A Cold Caseby Philip Gourevitch
Farrar, Straus & Giroux, 184 pp., $22

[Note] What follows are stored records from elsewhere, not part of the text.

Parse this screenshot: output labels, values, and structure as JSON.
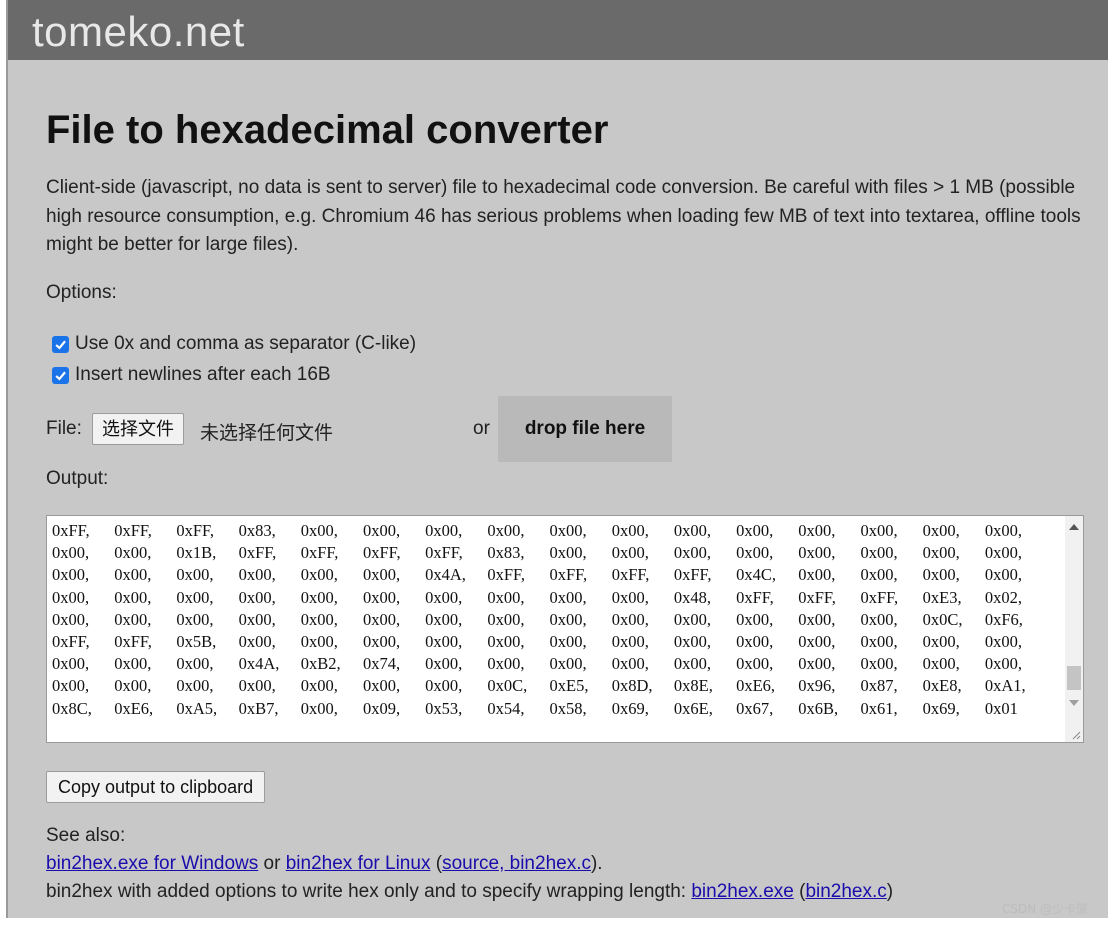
{
  "site": {
    "name": "tomeko.net"
  },
  "page": {
    "title": "File to hexadecimal converter",
    "intro": "Client-side (javascript, no data is sent to server) file to hexadecimal code conversion. Be careful with files > 1 MB (possible high resource consumption, e.g. Chromium 46 has serious problems when loading few MB of text into textarea, offline tools might be better for large files)."
  },
  "options": {
    "label": "Options:",
    "items": [
      {
        "label": "Use 0x and comma as separator (C-like)",
        "checked": true
      },
      {
        "label": "Insert newlines after each 16B",
        "checked": true
      }
    ]
  },
  "file": {
    "label": "File:",
    "choose_button": "选择文件",
    "no_file_text": "未选择任何文件",
    "or_text": "or",
    "drop_zone": "drop file here"
  },
  "output": {
    "label": "Output:",
    "lines": [
      [
        "0xFF,",
        "0xFF,",
        "0xFF,",
        "0x83,",
        "0x00,",
        "0x00,",
        "0x00,",
        "0x00,",
        "0x00,",
        "0x00,",
        "0x00,",
        "0x00,",
        "0x00,",
        "0x00,",
        "0x00,",
        "0x00,"
      ],
      [
        "0x00,",
        "0x00,",
        "0x1B,",
        "0xFF,",
        "0xFF,",
        "0xFF,",
        "0xFF,",
        "0x83,",
        "0x00,",
        "0x00,",
        "0x00,",
        "0x00,",
        "0x00,",
        "0x00,",
        "0x00,",
        "0x00,"
      ],
      [
        "0x00,",
        "0x00,",
        "0x00,",
        "0x00,",
        "0x00,",
        "0x00,",
        "0x4A,",
        "0xFF,",
        "0xFF,",
        "0xFF,",
        "0xFF,",
        "0x4C,",
        "0x00,",
        "0x00,",
        "0x00,",
        "0x00,"
      ],
      [
        "0x00,",
        "0x00,",
        "0x00,",
        "0x00,",
        "0x00,",
        "0x00,",
        "0x00,",
        "0x00,",
        "0x00,",
        "0x00,",
        "0x48,",
        "0xFF,",
        "0xFF,",
        "0xFF,",
        "0xE3,",
        "0x02,"
      ],
      [
        "0x00,",
        "0x00,",
        "0x00,",
        "0x00,",
        "0x00,",
        "0x00,",
        "0x00,",
        "0x00,",
        "0x00,",
        "0x00,",
        "0x00,",
        "0x00,",
        "0x00,",
        "0x00,",
        "0x0C,",
        "0xF6,"
      ],
      [
        "0xFF,",
        "0xFF,",
        "0x5B,",
        "0x00,",
        "0x00,",
        "0x00,",
        "0x00,",
        "0x00,",
        "0x00,",
        "0x00,",
        "0x00,",
        "0x00,",
        "0x00,",
        "0x00,",
        "0x00,",
        "0x00,"
      ],
      [
        "0x00,",
        "0x00,",
        "0x00,",
        "0x4A,",
        "0xB2,",
        "0x74,",
        "0x00,",
        "0x00,",
        "0x00,",
        "0x00,",
        "0x00,",
        "0x00,",
        "0x00,",
        "0x00,",
        "0x00,",
        "0x00,"
      ],
      [
        "0x00,",
        "0x00,",
        "0x00,",
        "0x00,",
        "0x00,",
        "0x00,",
        "0x00,",
        "0x0C,",
        "0xE5,",
        "0x8D,",
        "0x8E,",
        "0xE6,",
        "0x96,",
        "0x87,",
        "0xE8,",
        "0xA1,"
      ],
      [
        "0x8C,",
        "0xE6,",
        "0xA5,",
        "0xB7,",
        "0x00,",
        "0x09,",
        "0x53,",
        "0x54,",
        "0x58,",
        "0x69,",
        "0x6E,",
        "0x67,",
        "0x6B,",
        "0x61,",
        "0x69,",
        "0x01"
      ]
    ]
  },
  "copy_button": "Copy output to clipboard",
  "see_also": {
    "label": "See also:",
    "line1": {
      "link1": "bin2hex.exe for Windows",
      "text1": " or ",
      "link2": "bin2hex for Linux",
      "text2": " (",
      "link3": "source, bin2hex.c",
      "text3": ")."
    },
    "line2": {
      "text1": "bin2hex with added options to write hex only and to specify wrapping length: ",
      "link1": "bin2hex.exe",
      "text2": " (",
      "link2": "bin2hex.c",
      "text3": ")"
    }
  },
  "watermark": "CSDN @少卡菠",
  "colors": {
    "header": "#6a6a6a",
    "background": "#c8c8c8",
    "link": "#1a0dab",
    "checkbox": "#1a73e8"
  }
}
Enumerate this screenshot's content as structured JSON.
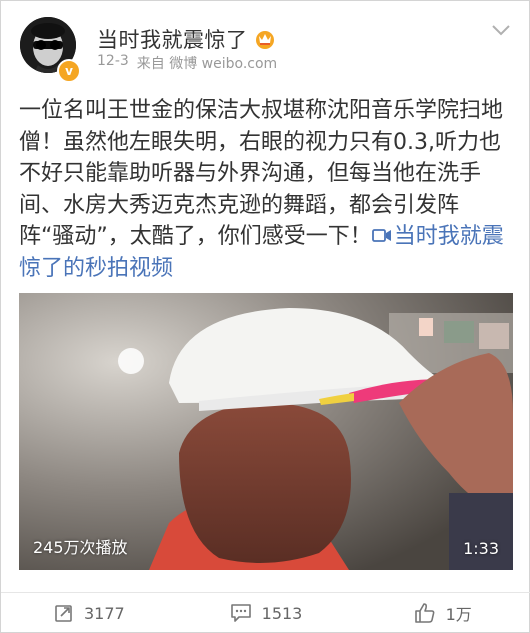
{
  "post": {
    "author": "当时我就震惊了",
    "time": "12-3",
    "source_prefix": "来自",
    "source": "微博 weibo.com",
    "text": "一位名叫王世金的保洁大叔堪称沈阳音乐学院扫地僧！虽然他左眼失明，右眼的视力只有0.3,听力也不好只能靠助听器与外界沟通，但每当他在洗手间、水房大秀迈克杰克逊的舞蹈，都会引发阵阵“骚动”，太酷了，你们感受一下！",
    "link_text": "当时我就震惊了的秒拍视频",
    "verified_badge": "v"
  },
  "video": {
    "play_count": "245万次播放",
    "duration": "1:33"
  },
  "actions": {
    "repost_count": "3177",
    "comment_count": "1513",
    "like_count": "1万"
  },
  "colors": {
    "link": "#4a74b8",
    "verified": "#f5a623",
    "text": "#333333",
    "meta": "#999999"
  }
}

Driving up First Avenue in New York in 1997, Andy Rosenzweig, the chief of investigations for the Manhattan D.A.'s office, was suddenly reminded of a double homicide 27 years earlier that had never been solved. Frankie Koehler -- "the ultimate West Side bad guy," "a period piece," according to Rosenzweig -- had been biding his time in an idyllic Napa Valley hamlet as the kindly unofficial town mayor until Rosenzweig and his associates determined that he was not, in fact, dead, as police records had led them to believe. "Koehler is a refugee of sorts from the white, hoodlum milieu of another time and from a city that no longer really exists," Gourevitch, the roundly praised author of We Wish to Inform You That Tomorrow We Will Be Killed With Our Families: Stories From Rwanda, writes in this captivating and probing account of an old, worn-down criminal who had forgotten who he was and the tireless cop who didn't.